DIRECTIONS: Your response should be every line from the entries that includes the string "JSON".

[[ LISTED RECORDS, beginning ]]

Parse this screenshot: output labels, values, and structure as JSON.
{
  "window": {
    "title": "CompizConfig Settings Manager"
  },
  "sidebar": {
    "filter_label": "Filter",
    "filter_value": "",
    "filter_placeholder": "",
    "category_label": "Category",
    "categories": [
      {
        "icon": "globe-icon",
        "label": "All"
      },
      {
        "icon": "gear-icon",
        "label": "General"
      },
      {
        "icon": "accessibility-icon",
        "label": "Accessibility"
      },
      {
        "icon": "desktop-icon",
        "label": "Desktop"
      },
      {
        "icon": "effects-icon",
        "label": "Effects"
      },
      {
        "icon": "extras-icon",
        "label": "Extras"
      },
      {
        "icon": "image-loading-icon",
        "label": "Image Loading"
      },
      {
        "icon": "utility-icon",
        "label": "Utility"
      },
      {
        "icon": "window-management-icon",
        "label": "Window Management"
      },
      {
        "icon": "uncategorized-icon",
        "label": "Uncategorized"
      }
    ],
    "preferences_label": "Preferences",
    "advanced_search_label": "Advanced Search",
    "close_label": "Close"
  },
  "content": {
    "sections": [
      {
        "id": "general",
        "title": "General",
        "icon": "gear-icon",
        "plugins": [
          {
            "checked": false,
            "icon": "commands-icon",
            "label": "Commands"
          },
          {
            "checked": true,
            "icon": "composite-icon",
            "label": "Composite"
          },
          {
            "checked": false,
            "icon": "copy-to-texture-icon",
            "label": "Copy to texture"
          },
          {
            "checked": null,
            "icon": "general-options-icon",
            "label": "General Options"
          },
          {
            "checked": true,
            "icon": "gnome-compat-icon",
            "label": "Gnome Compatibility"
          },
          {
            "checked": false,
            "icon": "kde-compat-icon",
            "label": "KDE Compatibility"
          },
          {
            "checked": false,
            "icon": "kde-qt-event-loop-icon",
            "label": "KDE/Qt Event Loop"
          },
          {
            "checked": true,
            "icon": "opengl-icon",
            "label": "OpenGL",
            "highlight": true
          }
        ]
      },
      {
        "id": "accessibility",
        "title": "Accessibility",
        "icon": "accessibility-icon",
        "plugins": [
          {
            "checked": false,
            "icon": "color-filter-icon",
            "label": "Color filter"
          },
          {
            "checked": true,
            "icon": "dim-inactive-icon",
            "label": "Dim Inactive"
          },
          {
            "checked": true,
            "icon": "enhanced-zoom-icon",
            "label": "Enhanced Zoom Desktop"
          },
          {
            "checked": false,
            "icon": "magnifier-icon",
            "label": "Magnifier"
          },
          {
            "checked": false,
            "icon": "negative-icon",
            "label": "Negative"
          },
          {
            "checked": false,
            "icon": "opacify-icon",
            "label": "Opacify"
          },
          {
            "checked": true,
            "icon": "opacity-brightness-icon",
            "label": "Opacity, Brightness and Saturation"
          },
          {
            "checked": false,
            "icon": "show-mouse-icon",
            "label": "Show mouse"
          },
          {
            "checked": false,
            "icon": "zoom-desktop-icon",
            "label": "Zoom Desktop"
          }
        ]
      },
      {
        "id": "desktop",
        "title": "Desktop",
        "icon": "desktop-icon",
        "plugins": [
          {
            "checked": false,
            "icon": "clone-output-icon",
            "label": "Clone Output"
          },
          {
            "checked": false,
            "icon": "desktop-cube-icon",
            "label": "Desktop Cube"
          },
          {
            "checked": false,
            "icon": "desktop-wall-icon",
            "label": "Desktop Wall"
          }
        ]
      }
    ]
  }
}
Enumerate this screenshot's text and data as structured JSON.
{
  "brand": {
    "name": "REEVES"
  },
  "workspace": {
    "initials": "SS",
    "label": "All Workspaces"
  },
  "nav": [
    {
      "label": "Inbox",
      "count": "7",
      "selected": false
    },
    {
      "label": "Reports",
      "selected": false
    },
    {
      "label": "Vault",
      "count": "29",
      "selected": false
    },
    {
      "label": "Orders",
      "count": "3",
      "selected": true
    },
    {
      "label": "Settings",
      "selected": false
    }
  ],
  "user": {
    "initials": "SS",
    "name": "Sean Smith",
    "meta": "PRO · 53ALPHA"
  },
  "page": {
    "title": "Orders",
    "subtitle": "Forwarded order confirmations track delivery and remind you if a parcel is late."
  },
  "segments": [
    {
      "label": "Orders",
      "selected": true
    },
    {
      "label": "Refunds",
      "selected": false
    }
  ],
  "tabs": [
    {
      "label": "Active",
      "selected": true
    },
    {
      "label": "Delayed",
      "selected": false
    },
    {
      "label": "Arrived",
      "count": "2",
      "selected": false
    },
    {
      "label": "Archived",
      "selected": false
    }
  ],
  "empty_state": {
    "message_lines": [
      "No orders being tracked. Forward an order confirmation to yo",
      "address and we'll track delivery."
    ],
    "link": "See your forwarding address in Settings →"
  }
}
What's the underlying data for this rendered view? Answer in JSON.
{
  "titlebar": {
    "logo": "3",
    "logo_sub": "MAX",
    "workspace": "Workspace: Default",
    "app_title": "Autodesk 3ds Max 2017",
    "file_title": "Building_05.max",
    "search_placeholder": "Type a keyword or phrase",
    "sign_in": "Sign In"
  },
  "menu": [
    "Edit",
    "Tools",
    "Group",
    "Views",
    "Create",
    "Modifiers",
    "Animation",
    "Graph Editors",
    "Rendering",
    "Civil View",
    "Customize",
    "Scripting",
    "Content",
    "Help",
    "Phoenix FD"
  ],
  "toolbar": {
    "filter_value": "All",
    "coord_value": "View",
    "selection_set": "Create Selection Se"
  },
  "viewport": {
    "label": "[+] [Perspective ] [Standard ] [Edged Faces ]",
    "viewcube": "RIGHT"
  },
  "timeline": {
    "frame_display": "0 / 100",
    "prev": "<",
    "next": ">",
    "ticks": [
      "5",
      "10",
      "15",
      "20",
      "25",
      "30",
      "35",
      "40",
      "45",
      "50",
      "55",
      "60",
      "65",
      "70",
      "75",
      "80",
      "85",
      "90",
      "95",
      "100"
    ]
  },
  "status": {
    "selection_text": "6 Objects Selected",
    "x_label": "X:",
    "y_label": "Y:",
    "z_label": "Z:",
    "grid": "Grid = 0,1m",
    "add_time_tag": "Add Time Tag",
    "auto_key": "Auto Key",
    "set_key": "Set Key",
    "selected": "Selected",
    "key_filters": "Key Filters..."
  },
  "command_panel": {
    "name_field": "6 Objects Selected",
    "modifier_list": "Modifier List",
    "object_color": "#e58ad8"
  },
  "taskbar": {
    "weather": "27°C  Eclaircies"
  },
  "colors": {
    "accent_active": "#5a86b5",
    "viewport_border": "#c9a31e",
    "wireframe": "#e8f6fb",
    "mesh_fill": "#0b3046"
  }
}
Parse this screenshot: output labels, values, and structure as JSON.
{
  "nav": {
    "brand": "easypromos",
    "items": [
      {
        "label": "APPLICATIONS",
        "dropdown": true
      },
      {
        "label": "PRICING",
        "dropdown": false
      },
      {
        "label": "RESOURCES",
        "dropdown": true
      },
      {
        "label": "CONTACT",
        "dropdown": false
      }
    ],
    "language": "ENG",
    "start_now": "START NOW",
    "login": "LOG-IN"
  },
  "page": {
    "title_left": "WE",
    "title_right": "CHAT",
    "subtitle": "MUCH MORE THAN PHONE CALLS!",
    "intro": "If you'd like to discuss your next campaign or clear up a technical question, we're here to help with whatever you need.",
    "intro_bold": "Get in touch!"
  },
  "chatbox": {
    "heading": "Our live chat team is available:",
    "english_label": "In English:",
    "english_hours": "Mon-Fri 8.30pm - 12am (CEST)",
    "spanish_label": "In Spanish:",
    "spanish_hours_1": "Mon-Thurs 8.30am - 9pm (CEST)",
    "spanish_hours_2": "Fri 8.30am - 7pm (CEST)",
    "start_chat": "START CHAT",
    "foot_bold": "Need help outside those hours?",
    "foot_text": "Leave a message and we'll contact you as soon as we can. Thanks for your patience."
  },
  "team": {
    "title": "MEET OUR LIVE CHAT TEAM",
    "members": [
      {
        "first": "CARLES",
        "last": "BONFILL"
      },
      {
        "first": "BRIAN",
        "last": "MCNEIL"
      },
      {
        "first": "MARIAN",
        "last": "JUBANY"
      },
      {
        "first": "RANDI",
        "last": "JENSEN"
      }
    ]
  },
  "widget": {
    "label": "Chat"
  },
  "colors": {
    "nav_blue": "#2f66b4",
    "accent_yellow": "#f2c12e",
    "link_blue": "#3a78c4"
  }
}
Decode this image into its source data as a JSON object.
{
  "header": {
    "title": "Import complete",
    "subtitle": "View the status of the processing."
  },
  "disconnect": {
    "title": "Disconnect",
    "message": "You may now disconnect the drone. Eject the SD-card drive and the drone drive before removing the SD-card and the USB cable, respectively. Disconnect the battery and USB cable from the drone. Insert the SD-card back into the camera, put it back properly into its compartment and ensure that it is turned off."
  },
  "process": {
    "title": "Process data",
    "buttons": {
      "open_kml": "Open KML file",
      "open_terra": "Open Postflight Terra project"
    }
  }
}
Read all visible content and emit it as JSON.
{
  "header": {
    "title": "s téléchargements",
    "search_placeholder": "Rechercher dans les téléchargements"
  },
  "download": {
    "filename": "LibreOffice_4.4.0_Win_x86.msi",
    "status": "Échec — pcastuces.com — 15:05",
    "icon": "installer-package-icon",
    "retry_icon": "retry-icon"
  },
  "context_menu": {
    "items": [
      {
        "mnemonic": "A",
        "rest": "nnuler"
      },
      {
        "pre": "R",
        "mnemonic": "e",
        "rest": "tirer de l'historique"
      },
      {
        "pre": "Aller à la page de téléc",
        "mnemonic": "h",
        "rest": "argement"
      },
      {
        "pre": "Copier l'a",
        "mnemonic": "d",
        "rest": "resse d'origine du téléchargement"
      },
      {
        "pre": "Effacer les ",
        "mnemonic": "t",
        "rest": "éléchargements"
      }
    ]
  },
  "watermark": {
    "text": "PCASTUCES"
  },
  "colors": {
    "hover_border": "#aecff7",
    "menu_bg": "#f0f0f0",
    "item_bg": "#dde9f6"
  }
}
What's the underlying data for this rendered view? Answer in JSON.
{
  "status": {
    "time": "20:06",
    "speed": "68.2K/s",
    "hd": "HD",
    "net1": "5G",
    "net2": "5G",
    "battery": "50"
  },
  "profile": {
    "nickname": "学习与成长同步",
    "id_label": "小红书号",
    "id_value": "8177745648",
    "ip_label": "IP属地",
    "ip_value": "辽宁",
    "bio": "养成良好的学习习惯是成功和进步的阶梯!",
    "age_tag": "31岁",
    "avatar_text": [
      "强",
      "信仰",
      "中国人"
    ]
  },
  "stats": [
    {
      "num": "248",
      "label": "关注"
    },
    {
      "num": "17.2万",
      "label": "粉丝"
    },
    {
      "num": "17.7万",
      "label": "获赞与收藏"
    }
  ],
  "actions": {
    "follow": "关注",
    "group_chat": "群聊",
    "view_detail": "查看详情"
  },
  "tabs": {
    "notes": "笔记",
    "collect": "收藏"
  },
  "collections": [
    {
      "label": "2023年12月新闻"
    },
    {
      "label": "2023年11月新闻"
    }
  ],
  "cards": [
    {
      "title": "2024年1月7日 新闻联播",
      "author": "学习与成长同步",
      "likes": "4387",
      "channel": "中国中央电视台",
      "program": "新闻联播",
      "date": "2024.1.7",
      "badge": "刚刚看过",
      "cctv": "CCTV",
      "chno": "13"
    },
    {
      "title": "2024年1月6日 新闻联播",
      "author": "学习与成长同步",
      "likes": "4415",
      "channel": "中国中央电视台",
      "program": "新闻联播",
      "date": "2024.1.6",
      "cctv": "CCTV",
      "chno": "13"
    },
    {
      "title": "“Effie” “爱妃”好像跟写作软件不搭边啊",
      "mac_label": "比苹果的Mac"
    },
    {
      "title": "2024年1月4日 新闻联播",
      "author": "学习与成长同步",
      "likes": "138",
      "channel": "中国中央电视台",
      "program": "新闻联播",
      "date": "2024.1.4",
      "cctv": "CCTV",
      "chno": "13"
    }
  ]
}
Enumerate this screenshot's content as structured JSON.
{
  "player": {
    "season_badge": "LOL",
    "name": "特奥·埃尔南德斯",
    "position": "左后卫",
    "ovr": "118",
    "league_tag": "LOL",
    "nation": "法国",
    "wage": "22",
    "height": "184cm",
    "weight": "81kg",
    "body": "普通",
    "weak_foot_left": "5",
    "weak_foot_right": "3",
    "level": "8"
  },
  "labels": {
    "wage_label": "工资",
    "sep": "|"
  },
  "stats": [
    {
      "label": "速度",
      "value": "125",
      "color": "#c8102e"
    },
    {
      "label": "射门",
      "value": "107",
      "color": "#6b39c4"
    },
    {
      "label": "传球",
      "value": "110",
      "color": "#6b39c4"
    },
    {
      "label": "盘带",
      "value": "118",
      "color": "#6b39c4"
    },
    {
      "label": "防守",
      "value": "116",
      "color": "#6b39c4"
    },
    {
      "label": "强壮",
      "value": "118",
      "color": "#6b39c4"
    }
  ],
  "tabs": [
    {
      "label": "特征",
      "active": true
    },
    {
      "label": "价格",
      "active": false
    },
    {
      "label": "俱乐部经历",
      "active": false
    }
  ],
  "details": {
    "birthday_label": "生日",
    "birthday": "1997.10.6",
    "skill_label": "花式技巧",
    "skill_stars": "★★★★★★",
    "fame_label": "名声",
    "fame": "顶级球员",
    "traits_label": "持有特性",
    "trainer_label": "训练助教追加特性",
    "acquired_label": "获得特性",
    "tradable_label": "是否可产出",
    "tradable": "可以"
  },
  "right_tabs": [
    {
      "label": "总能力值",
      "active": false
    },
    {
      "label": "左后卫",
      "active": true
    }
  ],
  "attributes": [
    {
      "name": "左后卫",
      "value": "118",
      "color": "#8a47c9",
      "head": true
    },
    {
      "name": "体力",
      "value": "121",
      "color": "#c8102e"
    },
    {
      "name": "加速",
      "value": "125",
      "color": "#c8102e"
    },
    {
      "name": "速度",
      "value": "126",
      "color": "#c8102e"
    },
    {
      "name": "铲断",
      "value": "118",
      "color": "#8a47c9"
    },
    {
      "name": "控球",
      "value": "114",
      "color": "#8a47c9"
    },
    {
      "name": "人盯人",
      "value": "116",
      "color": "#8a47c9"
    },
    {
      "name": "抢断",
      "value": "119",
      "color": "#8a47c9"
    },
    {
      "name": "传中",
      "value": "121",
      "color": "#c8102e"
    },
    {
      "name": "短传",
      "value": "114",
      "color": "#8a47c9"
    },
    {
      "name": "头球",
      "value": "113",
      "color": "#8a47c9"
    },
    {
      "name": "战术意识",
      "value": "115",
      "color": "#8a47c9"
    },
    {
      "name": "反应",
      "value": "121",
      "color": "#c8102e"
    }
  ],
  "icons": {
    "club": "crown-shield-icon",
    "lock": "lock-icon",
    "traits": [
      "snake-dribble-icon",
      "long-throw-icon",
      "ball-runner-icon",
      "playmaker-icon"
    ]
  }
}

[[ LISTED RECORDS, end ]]

RESPONSE TO THIS EXERCISE:
Parse this screenshot: output labels, values, and structure as JSON.
Enumerate this screenshot's text and data as structured JSON.
What's the underlying data for this rendered view? Answer in JSON.
Parse this screenshot: output labels, values, and structure as JSON.
Decode this image into its source data as a JSON object.
Read all visible content and emit it as JSON.
What's the underlying data for this rendered view? Answer in JSON.
Enumerate this screenshot's content as structured JSON.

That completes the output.